> _EXERCISE DESCRIPTION_:
Pull every line containing "split" out of the material below.

> _THE RECORDS_:
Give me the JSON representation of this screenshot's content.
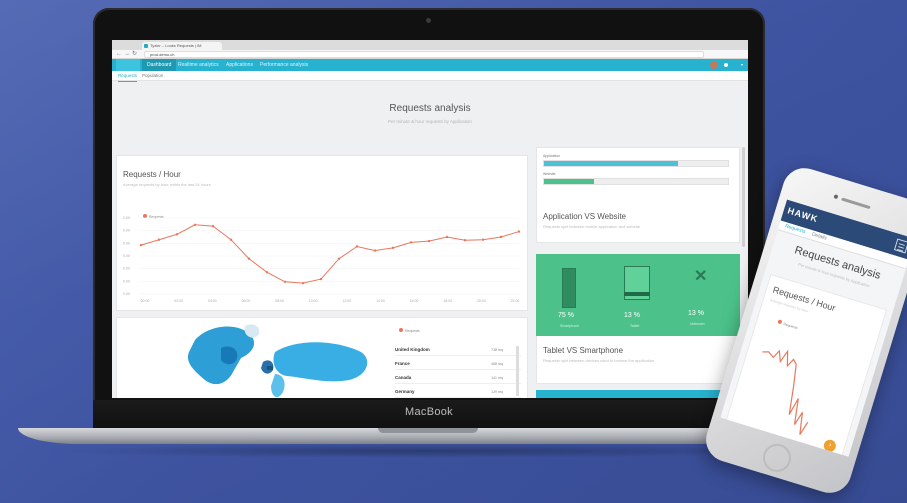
{
  "browser": {
    "tab_title": "Tyzler – Looks Requests | IM",
    "url": "prod.demo.ch"
  },
  "app": {
    "nav_items": [
      "Dashboard",
      "Realtime analytics",
      "Applications",
      "Performance analysis"
    ],
    "active_nav": "Dashboard",
    "subtabs": [
      "Requests",
      "Population"
    ],
    "page_title": "Requests analysis",
    "page_subtitle": "Per minute & hour requests by Application"
  },
  "requests_card": {
    "title": "Requests / Hour",
    "subtitle": "Average requests by hour within the last 24 hours",
    "legend": "Requests"
  },
  "chart_data": {
    "type": "line",
    "title": "Requests / Hour",
    "series": [
      {
        "name": "Requests",
        "color": "#e8775c",
        "values": [
          380,
          400,
          420,
          455,
          450,
          400,
          330,
          280,
          245,
          240,
          255,
          330,
          375,
          360,
          370,
          390,
          395,
          410,
          398,
          400,
          410,
          430
        ]
      }
    ],
    "y_ticks": [
      "0.00",
      "0.00",
      "0.00",
      "0.00",
      "0.00",
      "0.00",
      "0.00"
    ],
    "x_ticks": [
      "00:00",
      "02:00",
      "04:00",
      "06:00",
      "08:00",
      "10:00",
      "12:00",
      "14:00",
      "16:00",
      "18:00",
      "20:00",
      "22:00"
    ],
    "ylim": [
      200,
      480
    ]
  },
  "app_vs_web": {
    "title": "Application VS Website",
    "subtitle": "Requests split between mobile application and website",
    "bars": [
      {
        "label": "Application",
        "value": 0.73,
        "color": "#4ec1d8",
        "value_label": ""
      },
      {
        "label": "Website",
        "value": 0.27,
        "color": "#4cc28a",
        "value_label": "27%"
      }
    ]
  },
  "devices": {
    "items": [
      {
        "name": "Smartphone",
        "percent": "75 %",
        "icon": "smartphone-icon"
      },
      {
        "name": "Tablet",
        "percent": "13 %",
        "icon": "tablet-icon"
      },
      {
        "name": "Unknown",
        "percent": "13 %",
        "icon": "close-icon"
      }
    ]
  },
  "tablet_vs_smartphone": {
    "title": "Tablet VS Smartphone",
    "subtitle": "Requests split between devices used to browse the application"
  },
  "countries": {
    "legend": "Requests",
    "rows": [
      {
        "name": "United Kingdom",
        "value": "738 req"
      },
      {
        "name": "France",
        "value": "468 req"
      },
      {
        "name": "Canada",
        "value": "141 req"
      },
      {
        "name": "Germany",
        "value": "129 req"
      }
    ]
  },
  "laptop_brand": "MacBook",
  "phone": {
    "logo": "HAWK",
    "tabs": [
      "Requests",
      "Details"
    ],
    "title": "Requests analysis",
    "subtitle": "Per minute & hour requests by Application",
    "card_title": "Requests / Hour",
    "card_subtitle": "Average requests by hour",
    "legend": "Requests"
  }
}
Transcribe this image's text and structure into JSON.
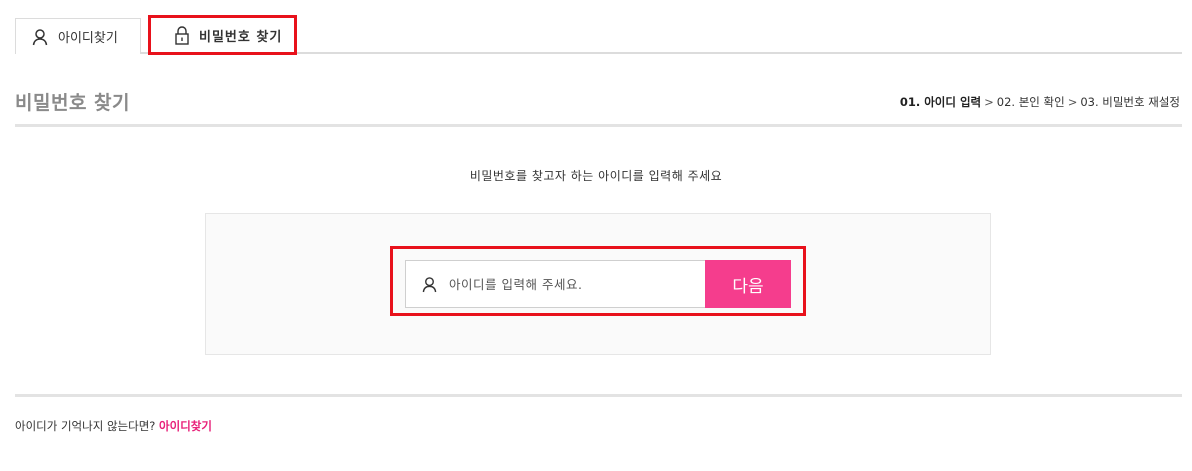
{
  "tabs": {
    "find_id_label": "아이디찾기",
    "find_pw_label": "비밀번호 찾기"
  },
  "title": "비밀번호 찾기",
  "steps": {
    "step1": "01. 아이디 입력",
    "step2": "02. 본인 확인",
    "step3": "03. 비밀번호 재설정",
    "separator": ">"
  },
  "instruction": "비밀번호를 찾고자 하는 아이디를 입력해 주세요",
  "form": {
    "id_placeholder": "아이디를 입력해 주세요.",
    "id_value": "",
    "next_label": "다음"
  },
  "footer": {
    "question": "아이디가 기억나지 않는다면?",
    "link_label": "아이디찾기"
  },
  "colors": {
    "accent_pink": "#f53d8d",
    "link_pink": "#e8227a",
    "highlight_red": "#e8111b"
  },
  "icons": {
    "find_id_tab": "user-icon",
    "find_pw_tab": "lock-icon",
    "id_input": "user-icon"
  }
}
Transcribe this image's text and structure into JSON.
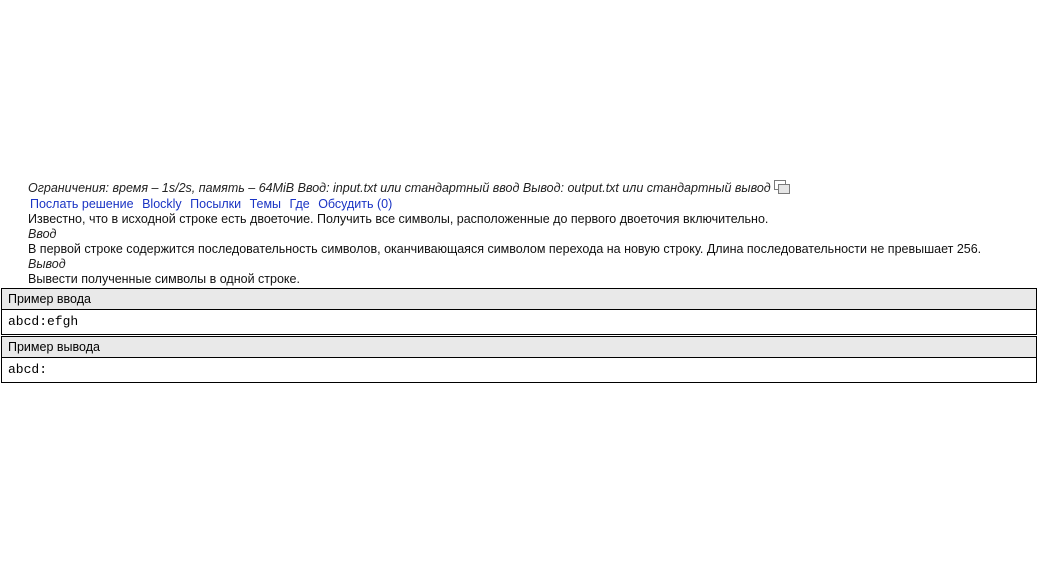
{
  "problem": {
    "limits": "Ограничения: время – 1s/2s, память – 64MiB Ввод: input.txt или стандартный ввод Вывод: output.txt или стандартный вывод",
    "links": [
      {
        "label": "Послать решение"
      },
      {
        "label": "Blockly"
      },
      {
        "label": "Посылки"
      },
      {
        "label": "Темы"
      },
      {
        "label": "Где"
      },
      {
        "label": "Обсудить (0)"
      }
    ],
    "statement": "Известно, что в исходной строке есть двоеточие. Получить все символы, расположенные до первого двоеточия включительно.",
    "input_title": "Ввод",
    "input_text": "В первой строке содержится последовательность символов, оканчивающаяся символом перехода на новую строку. Длина последовательности не превышает 256.",
    "output_title": "Вывод",
    "output_text": "Вывести полученные символы в одной строке."
  },
  "samples": {
    "input_label": "Пример ввода",
    "input_value": "abcd:efgh",
    "output_label": "Пример вывода",
    "output_value": "abcd:"
  },
  "icons": {
    "copy": "copy-icon"
  }
}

> _WRITTEN REPLY_:
    "subtitle": "Requests split between mobile application and website",
    "subtitle": "Requests split between devices used to browse the application"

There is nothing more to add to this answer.